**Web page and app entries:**
──────
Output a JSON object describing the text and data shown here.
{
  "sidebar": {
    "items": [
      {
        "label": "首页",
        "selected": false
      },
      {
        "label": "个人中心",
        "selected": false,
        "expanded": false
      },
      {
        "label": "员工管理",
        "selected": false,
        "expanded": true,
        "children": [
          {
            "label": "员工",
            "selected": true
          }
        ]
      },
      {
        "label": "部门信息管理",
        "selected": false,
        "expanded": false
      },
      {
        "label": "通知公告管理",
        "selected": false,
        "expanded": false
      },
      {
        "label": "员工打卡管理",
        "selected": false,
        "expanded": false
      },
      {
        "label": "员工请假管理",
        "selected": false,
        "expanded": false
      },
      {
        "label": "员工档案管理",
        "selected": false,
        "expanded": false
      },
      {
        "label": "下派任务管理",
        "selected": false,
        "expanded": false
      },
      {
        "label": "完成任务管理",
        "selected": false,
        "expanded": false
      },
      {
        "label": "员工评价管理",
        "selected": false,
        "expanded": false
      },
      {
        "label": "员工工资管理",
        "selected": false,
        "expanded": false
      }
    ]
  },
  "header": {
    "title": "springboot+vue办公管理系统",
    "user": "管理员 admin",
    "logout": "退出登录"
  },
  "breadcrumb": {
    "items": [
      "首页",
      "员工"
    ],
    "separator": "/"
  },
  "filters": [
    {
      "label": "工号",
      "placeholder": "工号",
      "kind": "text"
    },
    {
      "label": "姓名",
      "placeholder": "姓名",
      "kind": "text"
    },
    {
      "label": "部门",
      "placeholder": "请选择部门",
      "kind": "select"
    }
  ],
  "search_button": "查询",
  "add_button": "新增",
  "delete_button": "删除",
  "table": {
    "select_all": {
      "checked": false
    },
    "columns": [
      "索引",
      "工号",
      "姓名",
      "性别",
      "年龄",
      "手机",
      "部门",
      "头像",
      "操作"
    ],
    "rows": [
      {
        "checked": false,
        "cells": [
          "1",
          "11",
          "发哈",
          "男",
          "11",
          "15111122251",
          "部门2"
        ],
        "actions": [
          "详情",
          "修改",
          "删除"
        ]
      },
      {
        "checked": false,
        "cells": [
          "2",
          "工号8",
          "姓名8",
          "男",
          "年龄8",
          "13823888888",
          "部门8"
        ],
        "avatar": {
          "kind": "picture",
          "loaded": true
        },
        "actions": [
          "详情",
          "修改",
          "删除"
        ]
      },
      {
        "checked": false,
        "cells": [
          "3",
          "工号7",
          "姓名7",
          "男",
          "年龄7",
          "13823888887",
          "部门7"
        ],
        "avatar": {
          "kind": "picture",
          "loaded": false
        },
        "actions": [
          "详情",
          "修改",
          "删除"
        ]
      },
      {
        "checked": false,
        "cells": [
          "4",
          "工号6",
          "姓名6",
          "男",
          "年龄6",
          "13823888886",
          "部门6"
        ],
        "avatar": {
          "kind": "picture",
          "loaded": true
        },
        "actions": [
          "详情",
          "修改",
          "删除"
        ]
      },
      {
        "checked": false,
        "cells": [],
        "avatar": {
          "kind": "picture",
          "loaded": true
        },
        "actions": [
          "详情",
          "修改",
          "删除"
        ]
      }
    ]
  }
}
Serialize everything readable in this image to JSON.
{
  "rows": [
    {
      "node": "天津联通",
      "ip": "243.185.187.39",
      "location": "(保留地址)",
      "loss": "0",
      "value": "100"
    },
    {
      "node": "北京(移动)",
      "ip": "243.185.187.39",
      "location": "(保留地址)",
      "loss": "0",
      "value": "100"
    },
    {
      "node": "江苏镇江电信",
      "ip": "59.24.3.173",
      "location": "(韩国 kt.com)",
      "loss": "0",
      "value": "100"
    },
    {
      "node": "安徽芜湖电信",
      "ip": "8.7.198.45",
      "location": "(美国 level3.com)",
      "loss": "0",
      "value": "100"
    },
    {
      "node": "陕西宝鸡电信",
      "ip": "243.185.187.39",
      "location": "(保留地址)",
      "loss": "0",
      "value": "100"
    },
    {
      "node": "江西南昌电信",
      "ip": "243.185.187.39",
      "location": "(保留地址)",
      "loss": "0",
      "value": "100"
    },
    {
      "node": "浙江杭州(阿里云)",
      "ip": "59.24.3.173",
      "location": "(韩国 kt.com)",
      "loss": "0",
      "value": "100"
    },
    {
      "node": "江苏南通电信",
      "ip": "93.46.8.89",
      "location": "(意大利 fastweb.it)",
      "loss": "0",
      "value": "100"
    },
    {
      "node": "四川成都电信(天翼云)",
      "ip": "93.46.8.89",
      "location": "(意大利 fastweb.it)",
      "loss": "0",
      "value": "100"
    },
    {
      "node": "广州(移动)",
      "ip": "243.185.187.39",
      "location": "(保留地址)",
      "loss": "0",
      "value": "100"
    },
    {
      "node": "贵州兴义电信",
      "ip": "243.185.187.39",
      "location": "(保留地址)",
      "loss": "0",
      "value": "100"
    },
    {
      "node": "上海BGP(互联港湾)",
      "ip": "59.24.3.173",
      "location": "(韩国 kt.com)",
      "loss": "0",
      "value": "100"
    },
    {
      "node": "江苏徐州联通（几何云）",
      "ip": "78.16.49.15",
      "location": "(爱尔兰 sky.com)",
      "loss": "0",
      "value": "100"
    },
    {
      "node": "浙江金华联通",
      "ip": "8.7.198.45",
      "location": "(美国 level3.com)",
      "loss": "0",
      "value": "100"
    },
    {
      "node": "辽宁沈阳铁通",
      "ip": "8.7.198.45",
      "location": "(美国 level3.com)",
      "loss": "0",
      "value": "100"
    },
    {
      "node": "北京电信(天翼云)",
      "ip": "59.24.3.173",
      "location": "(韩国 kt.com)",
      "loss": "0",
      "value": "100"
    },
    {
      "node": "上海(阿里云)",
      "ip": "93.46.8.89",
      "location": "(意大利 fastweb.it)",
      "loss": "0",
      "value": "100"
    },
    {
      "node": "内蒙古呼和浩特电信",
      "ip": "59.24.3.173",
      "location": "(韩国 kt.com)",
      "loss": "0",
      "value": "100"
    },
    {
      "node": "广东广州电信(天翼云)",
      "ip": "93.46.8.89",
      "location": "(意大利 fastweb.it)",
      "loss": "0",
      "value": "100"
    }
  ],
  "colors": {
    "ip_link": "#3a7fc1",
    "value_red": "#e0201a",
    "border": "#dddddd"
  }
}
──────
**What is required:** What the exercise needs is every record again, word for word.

**Task output:**
Output a JSON object describing the text and data shown here.
{
  "sidebar": {
    "items": [
      {
        "label": "首页",
        "selected": false
      },
      {
        "label": "个人中心",
        "selected": false,
        "expanded": false
      },
      {
        "label": "员工管理",
        "selected": false,
        "expanded": true,
        "children": [
          {
            "label": "员工",
            "selected": true
          }
        ]
      },
      {
        "label": "部门信息管理",
        "selected": false,
        "expanded": false
      },
      {
        "label": "通知公告管理",
        "selected": false,
        "expanded": false
      },
      {
        "label": "员工打卡管理",
        "selected": false,
        "expanded": false
      },
      {
        "label": "员工请假管理",
        "selected": false,
        "expanded": false
      },
      {
        "label": "员工档案管理",
        "selected": false,
        "expanded": false
      },
      {
        "label": "下派任务管理",
        "selected": false,
        "expanded": false
      },
      {
        "label": "完成任务管理",
        "selected": false,
        "expanded": false
      },
      {
        "label": "员工评价管理",
        "selected": false,
        "expanded": false
      },
      {
        "label": "员工工资管理",
        "selected": false,
        "expanded": false
      }
    ]
  },
  "header": {
    "title": "springboot+vue办公管理系统",
    "user": "管理员 admin",
    "logout": "退出登录"
  },
  "breadcrumb": {
    "items": [
      "首页",
      "员工"
    ],
    "separator": "/"
  },
  "filters": [
    {
      "label": "工号",
      "placeholder": "工号",
      "kind": "text"
    },
    {
      "label": "姓名",
      "placeholder": "姓名",
      "kind": "text"
    },
    {
      "label": "部门",
      "placeholder": "请选择部门",
      "kind": "select"
    }
  ],
  "search_button": "查询",
  "add_button": "新增",
  "delete_button": "删除",
  "table": {
    "select_all": {
      "checked": false
    },
    "columns": [
      "索引",
      "工号",
      "姓名",
      "性别",
      "年龄",
      "手机",
      "部门",
      "头像",
      "操作"
    ],
    "rows": [
      {
        "checked": false,
        "cells": [
          "1",
          "11",
          "发哈",
          "男",
          "11",
          "15111122251",
          "部门2"
        ],
        "actions": [
          "详情",
          "修改",
          "删除"
        ]
      },
      {
        "checked": false,
        "cells": [
          "2",
          "工号8",
          "姓名8",
          "男",
          "年龄8",
          "13823888888",
          "部门8"
        ],
        "avatar": {
          "kind": "picture",
          "loaded": true
        },
        "actions": [
          "详情",
          "修改",
          "删除"
        ]
      },
      {
        "checked": false,
        "cells": [
          "3",
          "工号7",
          "姓名7",
          "男",
          "年龄7",
          "13823888887",
          "部门7"
        ],
        "avatar": {
          "kind": "picture",
          "loaded": false
        },
        "actions": [
          "详情",
          "修改",
          "删除"
        ]
      },
      {
        "checked": false,
        "cells": [
          "4",
          "工号6",
          "姓名6",
          "男",
          "年龄6",
          "13823888886",
          "部门6"
        ],
        "avatar": {
          "kind": "picture",
          "loaded": true
        },
        "actions": [
          "详情",
          "修改",
          "删除"
        ]
      },
      {
        "checked": false,
        "cells": [],
        "avatar": {
          "kind": "picture",
          "loaded": true
        },
        "actions": [
          "详情",
          "修改",
          "删除"
        ]
      }
    ]
  }
}
Serialize everything readable in this image to JSON.
{
  "rows": [
    {
      "node": "天津联通",
      "ip": "243.185.187.39",
      "location": "(保留地址)",
      "loss": "0",
      "value": "100"
    },
    {
      "node": "北京(移动)",
      "ip": "243.185.187.39",
      "location": "(保留地址)",
      "loss": "0",
      "value": "100"
    },
    {
      "node": "江苏镇江电信",
      "ip": "59.24.3.173",
      "location": "(韩国 kt.com)",
      "loss": "0",
      "value": "100"
    },
    {
      "node": "安徽芜湖电信",
      "ip": "8.7.198.45",
      "location": "(美国 level3.com)",
      "loss": "0",
      "value": "100"
    },
    {
      "node": "陕西宝鸡电信",
      "ip": "243.185.187.39",
      "location": "(保留地址)",
      "loss": "0",
      "value": "100"
    },
    {
      "node": "江西南昌电信",
      "ip": "243.185.187.39",
      "location": "(保留地址)",
      "loss": "0",
      "value": "100"
    },
    {
      "node": "浙江杭州(阿里云)",
      "ip": "59.24.3.173",
      "location": "(韩国 kt.com)",
      "loss": "0",
      "value": "100"
    },
    {
      "node": "江苏南通电信",
      "ip": "93.46.8.89",
      "location": "(意大利 fastweb.it)",
      "loss": "0",
      "value": "100"
    },
    {
      "node": "四川成都电信(天翼云)",
      "ip": "93.46.8.89",
      "location": "(意大利 fastweb.it)",
      "loss": "0",
      "value": "100"
    },
    {
      "node": "广州(移动)",
      "ip": "243.185.187.39",
      "location": "(保留地址)",
      "loss": "0",
      "value": "100"
    },
    {
      "node": "贵州兴义电信",
      "ip": "243.185.187.39",
      "location": "(保留地址)",
      "loss": "0",
      "value": "100"
    },
    {
      "node": "上海BGP(互联港湾)",
      "ip": "59.24.3.173",
      "location": "(韩国 kt.com)",
      "loss": "0",
      "value": "100"
    },
    {
      "node": "江苏徐州联通（几何云）",
      "ip": "78.16.49.15",
      "location": "(爱尔兰 sky.com)",
      "loss": "0",
      "value": "100"
    },
    {
      "node": "浙江金华联通",
      "ip": "8.7.198.45",
      "location": "(美国 level3.com)",
      "loss": "0",
      "value": "100"
    },
    {
      "node": "辽宁沈阳铁通",
      "ip": "8.7.198.45",
      "location": "(美国 level3.com)",
      "loss": "0",
      "value": "100"
    },
    {
      "node": "北京电信(天翼云)",
      "ip": "59.24.3.173",
      "location": "(韩国 kt.com)",
      "loss": "0",
      "value": "100"
    },
    {
      "node": "上海(阿里云)",
      "ip": "93.46.8.89",
      "location": "(意大利 fastweb.it)",
      "loss": "0",
      "value": "100"
    },
    {
      "node": "内蒙古呼和浩特电信",
      "ip": "59.24.3.173",
      "location": "(韩国 kt.com)",
      "loss": "0",
      "value": "100"
    },
    {
      "node": "广东广州电信(天翼云)",
      "ip": "93.46.8.89",
      "location": "(意大利 fastweb.it)",
      "loss": "0",
      "value": "100"
    }
  ],
  "colors": {
    "ip_link": "#3a7fc1",
    "value_red": "#e0201a",
    "border": "#dddddd"
  }
}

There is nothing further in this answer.